TASK GOAL: An exact reproduction of all the entries is the expected answer.

(Dataset records)
BEGIN

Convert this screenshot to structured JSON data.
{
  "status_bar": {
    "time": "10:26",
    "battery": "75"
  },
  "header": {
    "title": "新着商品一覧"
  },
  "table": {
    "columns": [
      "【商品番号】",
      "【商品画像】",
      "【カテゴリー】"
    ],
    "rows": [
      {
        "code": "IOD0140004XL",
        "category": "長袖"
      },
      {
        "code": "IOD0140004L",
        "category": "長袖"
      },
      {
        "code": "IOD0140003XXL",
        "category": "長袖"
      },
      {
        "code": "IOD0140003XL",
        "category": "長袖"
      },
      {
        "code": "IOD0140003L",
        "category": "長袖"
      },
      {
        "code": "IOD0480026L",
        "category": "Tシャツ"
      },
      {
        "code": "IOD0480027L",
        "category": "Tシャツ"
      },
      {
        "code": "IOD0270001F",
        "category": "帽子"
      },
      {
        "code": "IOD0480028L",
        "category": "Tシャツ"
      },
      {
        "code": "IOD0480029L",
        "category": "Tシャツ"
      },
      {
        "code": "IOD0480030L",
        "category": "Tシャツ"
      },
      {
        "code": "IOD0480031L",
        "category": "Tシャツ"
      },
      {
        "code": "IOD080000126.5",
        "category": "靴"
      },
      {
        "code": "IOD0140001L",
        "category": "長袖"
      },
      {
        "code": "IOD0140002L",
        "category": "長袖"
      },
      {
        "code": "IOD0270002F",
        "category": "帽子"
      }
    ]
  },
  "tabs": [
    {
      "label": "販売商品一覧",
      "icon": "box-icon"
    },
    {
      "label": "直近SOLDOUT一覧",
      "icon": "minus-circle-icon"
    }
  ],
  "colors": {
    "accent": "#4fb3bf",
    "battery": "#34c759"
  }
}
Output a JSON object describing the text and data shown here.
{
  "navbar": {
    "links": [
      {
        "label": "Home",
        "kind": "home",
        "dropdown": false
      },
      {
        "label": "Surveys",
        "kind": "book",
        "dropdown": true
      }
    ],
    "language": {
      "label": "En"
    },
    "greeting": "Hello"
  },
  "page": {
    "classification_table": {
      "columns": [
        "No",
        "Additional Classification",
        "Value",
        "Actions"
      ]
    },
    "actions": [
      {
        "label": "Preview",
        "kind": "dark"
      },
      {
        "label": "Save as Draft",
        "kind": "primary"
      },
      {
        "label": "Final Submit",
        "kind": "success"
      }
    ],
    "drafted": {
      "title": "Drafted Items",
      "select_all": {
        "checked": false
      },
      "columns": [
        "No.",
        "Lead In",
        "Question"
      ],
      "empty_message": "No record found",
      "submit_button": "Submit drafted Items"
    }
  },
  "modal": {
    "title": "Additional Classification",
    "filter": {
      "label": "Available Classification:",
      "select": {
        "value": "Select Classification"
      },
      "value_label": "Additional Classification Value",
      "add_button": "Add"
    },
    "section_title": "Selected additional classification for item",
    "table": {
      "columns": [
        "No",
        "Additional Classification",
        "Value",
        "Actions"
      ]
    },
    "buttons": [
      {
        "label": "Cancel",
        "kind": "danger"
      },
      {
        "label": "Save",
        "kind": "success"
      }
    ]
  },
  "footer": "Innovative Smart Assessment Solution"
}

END

ANSWER SECTION:
Convert this screenshot to structured JSON data.
{
  "status_bar": {
    "time": "10:26",
    "battery": "75"
  },
  "header": {
    "title": "新着商品一覧"
  },
  "table": {
    "columns": [
      "【商品番号】",
      "【商品画像】",
      "【カテゴリー】"
    ],
    "rows": [
      {
        "code": "IOD0140004XL",
        "category": "長袖"
      },
      {
        "code": "IOD0140004L",
        "category": "長袖"
      },
      {
        "code": "IOD0140003XXL",
        "category": "長袖"
      },
      {
        "code": "IOD0140003XL",
        "category": "長袖"
      },
      {
        "code": "IOD0140003L",
        "category": "長袖"
      },
      {
        "code": "IOD0480026L",
        "category": "Tシャツ"
      },
      {
        "code": "IOD0480027L",
        "category": "Tシャツ"
      },
      {
        "code": "IOD0270001F",
        "category": "帽子"
      },
      {
        "code": "IOD0480028L",
        "category": "Tシャツ"
      },
      {
        "code": "IOD0480029L",
        "category": "Tシャツ"
      },
      {
        "code": "IOD0480030L",
        "category": "Tシャツ"
      },
      {
        "code": "IOD0480031L",
        "category": "Tシャツ"
      },
      {
        "code": "IOD080000126.5",
        "category": "靴"
      },
      {
        "code": "IOD0140001L",
        "category": "長袖"
      },
      {
        "code": "IOD0140002L",
        "category": "長袖"
      },
      {
        "code": "IOD0270002F",
        "category": "帽子"
      }
    ]
  },
  "tabs": [
    {
      "label": "販売商品一覧",
      "icon": "box-icon"
    },
    {
      "label": "直近SOLDOUT一覧",
      "icon": "minus-circle-icon"
    }
  ],
  "colors": {
    "accent": "#4fb3bf",
    "battery": "#34c759"
  }
}
Output a JSON object describing the text and data shown here.
{
  "navbar": {
    "links": [
      {
        "label": "Home",
        "kind": "home",
        "dropdown": false
      },
      {
        "label": "Surveys",
        "kind": "book",
        "dropdown": true
      }
    ],
    "language": {
      "label": "En"
    },
    "greeting": "Hello"
  },
  "page": {
    "classification_table": {
      "columns": [
        "No",
        "Additional Classification",
        "Value",
        "Actions"
      ]
    },
    "actions": [
      {
        "label": "Preview",
        "kind": "dark"
      },
      {
        "label": "Save as Draft",
        "kind": "primary"
      },
      {
        "label": "Final Submit",
        "kind": "success"
      }
    ],
    "drafted": {
      "title": "Drafted Items",
      "select_all": {
        "checked": false
      },
      "columns": [
        "No.",
        "Lead In",
        "Question"
      ],
      "empty_message": "No record found",
      "submit_button": "Submit drafted Items"
    }
  },
  "modal": {
    "title": "Additional Classification",
    "filter": {
      "label": "Available Classification:",
      "select": {
        "value": "Select Classification"
      },
      "value_label": "Additional Classification Value",
      "add_button": "Add"
    },
    "section_title": "Selected additional classification for item",
    "table": {
      "columns": [
        "No",
        "Additional Classification",
        "Value",
        "Actions"
      ]
    },
    "buttons": [
      {
        "label": "Cancel",
        "kind": "danger"
      },
      {
        "label": "Save",
        "kind": "success"
      }
    ]
  },
  "footer": "Innovative Smart Assessment Solution"
}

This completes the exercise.